= Input material =
⟨

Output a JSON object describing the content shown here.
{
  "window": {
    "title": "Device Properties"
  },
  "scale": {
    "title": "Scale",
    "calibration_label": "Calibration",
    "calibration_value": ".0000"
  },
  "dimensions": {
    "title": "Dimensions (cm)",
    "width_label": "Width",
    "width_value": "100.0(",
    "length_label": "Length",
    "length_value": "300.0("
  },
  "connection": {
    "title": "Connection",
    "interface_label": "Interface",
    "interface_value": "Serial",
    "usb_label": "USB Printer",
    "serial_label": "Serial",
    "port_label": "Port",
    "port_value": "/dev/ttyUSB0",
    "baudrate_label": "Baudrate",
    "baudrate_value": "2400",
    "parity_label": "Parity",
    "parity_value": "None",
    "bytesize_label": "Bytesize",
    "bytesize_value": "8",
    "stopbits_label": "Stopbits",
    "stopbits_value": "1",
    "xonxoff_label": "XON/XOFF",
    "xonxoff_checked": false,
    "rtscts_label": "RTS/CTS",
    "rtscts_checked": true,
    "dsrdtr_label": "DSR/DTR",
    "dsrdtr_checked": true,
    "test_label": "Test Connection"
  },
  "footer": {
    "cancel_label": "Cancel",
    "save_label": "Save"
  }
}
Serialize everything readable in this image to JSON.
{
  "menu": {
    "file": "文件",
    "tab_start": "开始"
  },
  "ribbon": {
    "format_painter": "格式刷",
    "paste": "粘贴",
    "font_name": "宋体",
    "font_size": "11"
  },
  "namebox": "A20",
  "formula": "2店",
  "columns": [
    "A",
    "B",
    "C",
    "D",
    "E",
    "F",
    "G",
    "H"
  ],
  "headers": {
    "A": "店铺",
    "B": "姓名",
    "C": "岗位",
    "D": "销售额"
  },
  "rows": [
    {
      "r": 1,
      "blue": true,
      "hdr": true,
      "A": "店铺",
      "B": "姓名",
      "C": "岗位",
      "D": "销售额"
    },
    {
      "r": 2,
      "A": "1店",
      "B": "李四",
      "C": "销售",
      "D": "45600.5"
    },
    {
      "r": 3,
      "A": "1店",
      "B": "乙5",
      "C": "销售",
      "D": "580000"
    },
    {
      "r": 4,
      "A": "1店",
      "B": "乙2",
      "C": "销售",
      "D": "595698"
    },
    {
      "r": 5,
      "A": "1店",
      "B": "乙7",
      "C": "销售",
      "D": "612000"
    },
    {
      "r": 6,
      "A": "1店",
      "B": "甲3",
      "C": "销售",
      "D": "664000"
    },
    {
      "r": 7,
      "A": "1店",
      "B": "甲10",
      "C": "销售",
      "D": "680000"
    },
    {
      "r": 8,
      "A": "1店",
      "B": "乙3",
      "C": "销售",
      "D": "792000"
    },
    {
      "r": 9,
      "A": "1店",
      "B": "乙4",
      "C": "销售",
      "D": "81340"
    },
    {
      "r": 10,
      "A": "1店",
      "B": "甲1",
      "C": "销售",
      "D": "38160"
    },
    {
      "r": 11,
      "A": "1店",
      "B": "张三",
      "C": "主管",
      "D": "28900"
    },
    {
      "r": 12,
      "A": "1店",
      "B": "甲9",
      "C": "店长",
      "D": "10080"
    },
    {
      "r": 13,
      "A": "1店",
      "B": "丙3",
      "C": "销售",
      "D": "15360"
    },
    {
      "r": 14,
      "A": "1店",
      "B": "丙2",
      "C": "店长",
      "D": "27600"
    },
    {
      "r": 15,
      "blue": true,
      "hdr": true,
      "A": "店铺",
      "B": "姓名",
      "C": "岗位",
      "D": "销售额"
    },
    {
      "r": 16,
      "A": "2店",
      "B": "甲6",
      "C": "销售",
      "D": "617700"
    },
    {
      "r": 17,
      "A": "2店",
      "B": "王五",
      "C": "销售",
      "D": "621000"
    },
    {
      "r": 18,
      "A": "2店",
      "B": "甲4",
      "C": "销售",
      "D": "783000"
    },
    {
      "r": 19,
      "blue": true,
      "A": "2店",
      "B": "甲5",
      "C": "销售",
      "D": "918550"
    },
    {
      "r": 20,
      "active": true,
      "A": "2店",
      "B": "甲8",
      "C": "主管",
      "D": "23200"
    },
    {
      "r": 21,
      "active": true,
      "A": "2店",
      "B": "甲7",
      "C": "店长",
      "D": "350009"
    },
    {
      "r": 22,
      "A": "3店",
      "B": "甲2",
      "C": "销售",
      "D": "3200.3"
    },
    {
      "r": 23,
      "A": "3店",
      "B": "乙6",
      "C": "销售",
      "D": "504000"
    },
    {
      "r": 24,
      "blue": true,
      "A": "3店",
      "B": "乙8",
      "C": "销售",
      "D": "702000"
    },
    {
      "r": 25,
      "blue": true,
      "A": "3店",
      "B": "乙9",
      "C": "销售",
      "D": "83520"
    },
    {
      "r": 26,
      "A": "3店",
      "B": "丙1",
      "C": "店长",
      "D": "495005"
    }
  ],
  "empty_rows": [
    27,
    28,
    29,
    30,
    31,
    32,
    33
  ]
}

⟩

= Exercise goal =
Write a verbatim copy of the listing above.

= Expected answer =
Output a JSON object describing the content shown here.
{
  "window": {
    "title": "Device Properties"
  },
  "scale": {
    "title": "Scale",
    "calibration_label": "Calibration",
    "calibration_value": ".0000"
  },
  "dimensions": {
    "title": "Dimensions (cm)",
    "width_label": "Width",
    "width_value": "100.0(",
    "length_label": "Length",
    "length_value": "300.0("
  },
  "connection": {
    "title": "Connection",
    "interface_label": "Interface",
    "interface_value": "Serial",
    "usb_label": "USB Printer",
    "serial_label": "Serial",
    "port_label": "Port",
    "port_value": "/dev/ttyUSB0",
    "baudrate_label": "Baudrate",
    "baudrate_value": "2400",
    "parity_label": "Parity",
    "parity_value": "None",
    "bytesize_label": "Bytesize",
    "bytesize_value": "8",
    "stopbits_label": "Stopbits",
    "stopbits_value": "1",
    "xonxoff_label": "XON/XOFF",
    "xonxoff_checked": false,
    "rtscts_label": "RTS/CTS",
    "rtscts_checked": true,
    "dsrdtr_label": "DSR/DTR",
    "dsrdtr_checked": true,
    "test_label": "Test Connection"
  },
  "footer": {
    "cancel_label": "Cancel",
    "save_label": "Save"
  }
}
Serialize everything readable in this image to JSON.
{
  "menu": {
    "file": "文件",
    "tab_start": "开始"
  },
  "ribbon": {
    "format_painter": "格式刷",
    "paste": "粘贴",
    "font_name": "宋体",
    "font_size": "11"
  },
  "namebox": "A20",
  "formula": "2店",
  "columns": [
    "A",
    "B",
    "C",
    "D",
    "E",
    "F",
    "G",
    "H"
  ],
  "headers": {
    "A": "店铺",
    "B": "姓名",
    "C": "岗位",
    "D": "销售额"
  },
  "rows": [
    {
      "r": 1,
      "blue": true,
      "hdr": true,
      "A": "店铺",
      "B": "姓名",
      "C": "岗位",
      "D": "销售额"
    },
    {
      "r": 2,
      "A": "1店",
      "B": "李四",
      "C": "销售",
      "D": "45600.5"
    },
    {
      "r": 3,
      "A": "1店",
      "B": "乙5",
      "C": "销售",
      "D": "580000"
    },
    {
      "r": 4,
      "A": "1店",
      "B": "乙2",
      "C": "销售",
      "D": "595698"
    },
    {
      "r": 5,
      "A": "1店",
      "B": "乙7",
      "C": "销售",
      "D": "612000"
    },
    {
      "r": 6,
      "A": "1店",
      "B": "甲3",
      "C": "销售",
      "D": "664000"
    },
    {
      "r": 7,
      "A": "1店",
      "B": "甲10",
      "C": "销售",
      "D": "680000"
    },
    {
      "r": 8,
      "A": "1店",
      "B": "乙3",
      "C": "销售",
      "D": "792000"
    },
    {
      "r": 9,
      "A": "1店",
      "B": "乙4",
      "C": "销售",
      "D": "81340"
    },
    {
      "r": 10,
      "A": "1店",
      "B": "甲1",
      "C": "销售",
      "D": "38160"
    },
    {
      "r": 11,
      "A": "1店",
      "B": "张三",
      "C": "主管",
      "D": "28900"
    },
    {
      "r": 12,
      "A": "1店",
      "B": "甲9",
      "C": "店长",
      "D": "10080"
    },
    {
      "r": 13,
      "A": "1店",
      "B": "丙3",
      "C": "销售",
      "D": "15360"
    },
    {
      "r": 14,
      "A": "1店",
      "B": "丙2",
      "C": "店长",
      "D": "27600"
    },
    {
      "r": 15,
      "blue": true,
      "hdr": true,
      "A": "店铺",
      "B": "姓名",
      "C": "岗位",
      "D": "销售额"
    },
    {
      "r": 16,
      "A": "2店",
      "B": "甲6",
      "C": "销售",
      "D": "617700"
    },
    {
      "r": 17,
      "A": "2店",
      "B": "王五",
      "C": "销售",
      "D": "621000"
    },
    {
      "r": 18,
      "A": "2店",
      "B": "甲4",
      "C": "销售",
      "D": "783000"
    },
    {
      "r": 19,
      "blue": true,
      "A": "2店",
      "B": "甲5",
      "C": "销售",
      "D": "918550"
    },
    {
      "r": 20,
      "active": true,
      "A": "2店",
      "B": "甲8",
      "C": "主管",
      "D": "23200"
    },
    {
      "r": 21,
      "active": true,
      "A": "2店",
      "B": "甲7",
      "C": "店长",
      "D": "350009"
    },
    {
      "r": 22,
      "A": "3店",
      "B": "甲2",
      "C": "销售",
      "D": "3200.3"
    },
    {
      "r": 23,
      "A": "3店",
      "B": "乙6",
      "C": "销售",
      "D": "504000"
    },
    {
      "r": 24,
      "blue": true,
      "A": "3店",
      "B": "乙8",
      "C": "销售",
      "D": "702000"
    },
    {
      "r": 25,
      "blue": true,
      "A": "3店",
      "B": "乙9",
      "C": "销售",
      "D": "83520"
    },
    {
      "r": 26,
      "A": "3店",
      "B": "丙1",
      "C": "店长",
      "D": "495005"
    }
  ],
  "empty_rows": [
    27,
    28,
    29,
    30,
    31,
    32,
    33
  ]
}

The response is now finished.